VDB Janus Chess for Unix
Version 1.0 Revision 7
6. Rules of janus chess
7. Interface guide
8. Technical explanation of the program
Janus Chess is a game very similar to chess, there is one aditional piece called janus that
can move like a bishop and a knight.
You can download it under the URL: http://www.vdb1.com/jchess1.0.7.tar.gz
You should have installed developer support for Linux.
You need g++, Xaw3d.lib (Athena Widget Set 3D library),
headers for developing X software, the xpm-library and the
Standard Template Library.
If your system is not particularly old,
everything should be included in
your Unix distribution but it might not be installed yet.
To install this program type the following
To start the program you need to type the following:
You can also start the program without "make install"
You cannot install the game
Make sure you have installed all necessary components like

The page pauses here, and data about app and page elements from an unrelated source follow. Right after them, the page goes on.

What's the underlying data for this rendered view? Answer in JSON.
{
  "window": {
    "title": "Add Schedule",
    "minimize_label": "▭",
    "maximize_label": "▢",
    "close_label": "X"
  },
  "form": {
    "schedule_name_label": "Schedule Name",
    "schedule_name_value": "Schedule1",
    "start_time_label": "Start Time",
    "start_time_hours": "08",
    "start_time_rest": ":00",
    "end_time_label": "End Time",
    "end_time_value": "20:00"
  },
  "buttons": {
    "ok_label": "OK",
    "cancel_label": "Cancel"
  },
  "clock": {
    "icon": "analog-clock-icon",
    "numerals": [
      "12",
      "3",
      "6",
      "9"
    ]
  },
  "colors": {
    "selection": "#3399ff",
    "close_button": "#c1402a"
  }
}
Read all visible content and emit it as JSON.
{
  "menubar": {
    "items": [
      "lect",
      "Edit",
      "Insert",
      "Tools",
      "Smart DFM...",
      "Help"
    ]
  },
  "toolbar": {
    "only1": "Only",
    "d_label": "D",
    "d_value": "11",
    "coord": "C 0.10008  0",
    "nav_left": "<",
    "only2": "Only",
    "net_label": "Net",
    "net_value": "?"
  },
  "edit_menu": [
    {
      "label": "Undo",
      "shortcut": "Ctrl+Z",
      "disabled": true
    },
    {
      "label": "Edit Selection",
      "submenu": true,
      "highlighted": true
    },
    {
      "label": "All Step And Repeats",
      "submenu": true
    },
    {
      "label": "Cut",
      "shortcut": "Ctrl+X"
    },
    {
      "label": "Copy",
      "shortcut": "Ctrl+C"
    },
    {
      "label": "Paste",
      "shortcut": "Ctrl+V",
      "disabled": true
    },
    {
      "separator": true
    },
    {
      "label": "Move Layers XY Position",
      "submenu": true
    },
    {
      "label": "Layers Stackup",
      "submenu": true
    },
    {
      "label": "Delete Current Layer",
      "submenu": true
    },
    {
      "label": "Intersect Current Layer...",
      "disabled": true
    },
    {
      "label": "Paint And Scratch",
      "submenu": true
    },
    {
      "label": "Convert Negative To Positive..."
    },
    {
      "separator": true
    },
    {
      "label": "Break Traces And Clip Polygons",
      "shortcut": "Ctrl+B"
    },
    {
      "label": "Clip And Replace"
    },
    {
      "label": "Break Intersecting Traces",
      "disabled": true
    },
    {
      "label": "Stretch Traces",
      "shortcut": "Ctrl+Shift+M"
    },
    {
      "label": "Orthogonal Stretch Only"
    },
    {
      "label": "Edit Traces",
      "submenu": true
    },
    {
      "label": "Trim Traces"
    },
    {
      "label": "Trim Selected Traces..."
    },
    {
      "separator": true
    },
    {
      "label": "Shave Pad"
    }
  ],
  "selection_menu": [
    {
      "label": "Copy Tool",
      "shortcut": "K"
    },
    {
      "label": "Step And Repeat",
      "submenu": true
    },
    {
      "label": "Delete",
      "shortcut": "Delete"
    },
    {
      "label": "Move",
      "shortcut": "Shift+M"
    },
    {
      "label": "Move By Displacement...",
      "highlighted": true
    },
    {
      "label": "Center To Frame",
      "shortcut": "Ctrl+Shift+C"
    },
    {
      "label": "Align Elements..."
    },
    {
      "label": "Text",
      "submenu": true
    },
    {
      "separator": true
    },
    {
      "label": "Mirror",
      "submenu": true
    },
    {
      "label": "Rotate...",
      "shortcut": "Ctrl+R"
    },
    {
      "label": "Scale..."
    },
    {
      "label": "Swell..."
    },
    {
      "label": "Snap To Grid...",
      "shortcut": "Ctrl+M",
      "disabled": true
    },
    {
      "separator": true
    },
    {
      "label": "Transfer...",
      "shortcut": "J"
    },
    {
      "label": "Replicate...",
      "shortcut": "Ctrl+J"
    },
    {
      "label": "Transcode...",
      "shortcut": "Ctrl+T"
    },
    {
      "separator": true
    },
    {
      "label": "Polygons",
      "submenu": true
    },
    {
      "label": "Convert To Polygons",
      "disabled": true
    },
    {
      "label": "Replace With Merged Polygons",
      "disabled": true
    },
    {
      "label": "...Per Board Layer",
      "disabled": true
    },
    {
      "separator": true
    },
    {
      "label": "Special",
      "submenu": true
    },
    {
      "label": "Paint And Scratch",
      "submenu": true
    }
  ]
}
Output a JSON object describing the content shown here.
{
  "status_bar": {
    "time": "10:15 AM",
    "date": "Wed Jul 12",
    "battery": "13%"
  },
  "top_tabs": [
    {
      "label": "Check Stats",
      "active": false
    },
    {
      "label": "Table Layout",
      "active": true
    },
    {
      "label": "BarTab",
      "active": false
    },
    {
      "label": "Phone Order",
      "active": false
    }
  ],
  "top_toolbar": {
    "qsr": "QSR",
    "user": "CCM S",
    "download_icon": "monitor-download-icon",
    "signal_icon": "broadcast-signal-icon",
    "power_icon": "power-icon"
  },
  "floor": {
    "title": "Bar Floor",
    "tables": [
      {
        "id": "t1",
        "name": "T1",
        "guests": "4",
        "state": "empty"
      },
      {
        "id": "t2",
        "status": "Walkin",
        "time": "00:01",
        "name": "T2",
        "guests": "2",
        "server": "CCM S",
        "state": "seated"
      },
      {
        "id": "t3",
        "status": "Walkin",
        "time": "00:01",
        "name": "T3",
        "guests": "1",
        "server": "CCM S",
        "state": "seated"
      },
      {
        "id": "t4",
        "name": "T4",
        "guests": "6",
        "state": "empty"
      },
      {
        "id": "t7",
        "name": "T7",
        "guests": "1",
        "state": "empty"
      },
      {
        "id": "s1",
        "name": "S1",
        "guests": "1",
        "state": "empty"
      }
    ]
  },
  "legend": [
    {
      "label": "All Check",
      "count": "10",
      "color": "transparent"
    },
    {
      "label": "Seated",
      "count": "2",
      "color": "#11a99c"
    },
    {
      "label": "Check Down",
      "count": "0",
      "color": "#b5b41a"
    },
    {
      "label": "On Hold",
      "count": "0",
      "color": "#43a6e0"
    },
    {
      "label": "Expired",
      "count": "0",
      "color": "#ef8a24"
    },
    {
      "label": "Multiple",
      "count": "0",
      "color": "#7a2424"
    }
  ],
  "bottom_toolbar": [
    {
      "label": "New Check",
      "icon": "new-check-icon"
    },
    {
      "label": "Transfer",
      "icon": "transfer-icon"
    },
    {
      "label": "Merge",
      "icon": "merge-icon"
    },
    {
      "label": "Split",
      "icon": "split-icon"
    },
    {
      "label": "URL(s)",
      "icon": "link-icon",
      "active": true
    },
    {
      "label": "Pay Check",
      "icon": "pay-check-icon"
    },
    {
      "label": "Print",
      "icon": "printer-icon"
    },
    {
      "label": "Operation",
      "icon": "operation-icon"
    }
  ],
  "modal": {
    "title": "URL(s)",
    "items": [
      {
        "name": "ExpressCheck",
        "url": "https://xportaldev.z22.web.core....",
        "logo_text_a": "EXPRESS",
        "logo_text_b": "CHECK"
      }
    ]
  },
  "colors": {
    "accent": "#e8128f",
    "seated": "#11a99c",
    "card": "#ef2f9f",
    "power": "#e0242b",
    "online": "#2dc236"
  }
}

g++, 3D-Athena Widget Set-Library, pthread-library,
development-headers for X-Window programming,
the Standard Template Library.
If you do not have the Standard Template Library you can
define the functions min(int,int) and max(int,int) manually.
If you cannot run the make file successfully you might
have to adjust the path for libraries and headers.
Use the g++-options -Iheaderpath and -Llibrarypath for this.
You can install the game but cannot start it
Look at first if you have done everything mentioned under 3.
Start the program from the console because you see any error
messages the program prints before exiting.
This game is really an extension of ordinary chess.
Both player have one additional piece, called Janus.
The 'Janus' can move like a knight and a bishop together, it
also looks like a combination of knight and bishop.
At the beginning the 'Janus' is located between knight and rock.
There are two 'Janusses' for every player so the field extends to
The Janus is the only piece that is able to checkmate the other king alone.
All other rules are identically to chess.
Most of the interface is self-explanatory.
But there are some points that should be explained.
If you play against the computer and want to take back your last move,
it is easier to chose "Move - Last own". This
returns to your last own move.
This program supports "Lazy drag and drop".
If you press the middle button of your mouse,
the icon is glued to the mouse pointer.
You drop the icon with another click on the middle mouse button.
This game is developed with xlib, X Toolkit Intrinsics, Athena Widget Set,
pthread and xpm.
I use also a file selector widget that was not written by myself (FileNom.c).
The pieces on the board are designed as C++-classes.
If you move a piece to the field x,y, you have to call the appropriate piece that it is
supposed to move to the field.
The piece will eventually delete another piece that is located on this position.
For this functionality the class CCounter defines an abstract base class CPlayfield that defines
the methods to draw and delete an icon on the board.
The class CPlayfield is implemented by CBoardview which uses the class CIcon to support drag
and drop and to draw icon on the screen.
The class CBoardview defines an abstract class CGame with
the methods to draw an empty board and to convert a piece value to an icon.
The class CBoardview is derived from this class and implements this methods.
CBoardview may be uses for all board games. It is application-independent.
It defines methods for drag and drop, new drawing of the board, resizing and so on.
The class Ccchess is derived from CGame and is the real application class for this game.
Ccchess contains variables and functions that are important for the game itself not so much
for the graphical interface. Those functions are defined in the file cchess.cpp.
The program starts initially a second thread that calculates the computer moves.
The communication with the main thread is done with pipes.
The files in the directory filenom are not written by myself.
That files contain a separate copyright remark.
All other files are distributed under the Gnu General Public License(GPL) Version 2
Hereby I encourage all people to develop free software since I think
this is a great idea and for the benefit of every person.
Tim vor der Brueck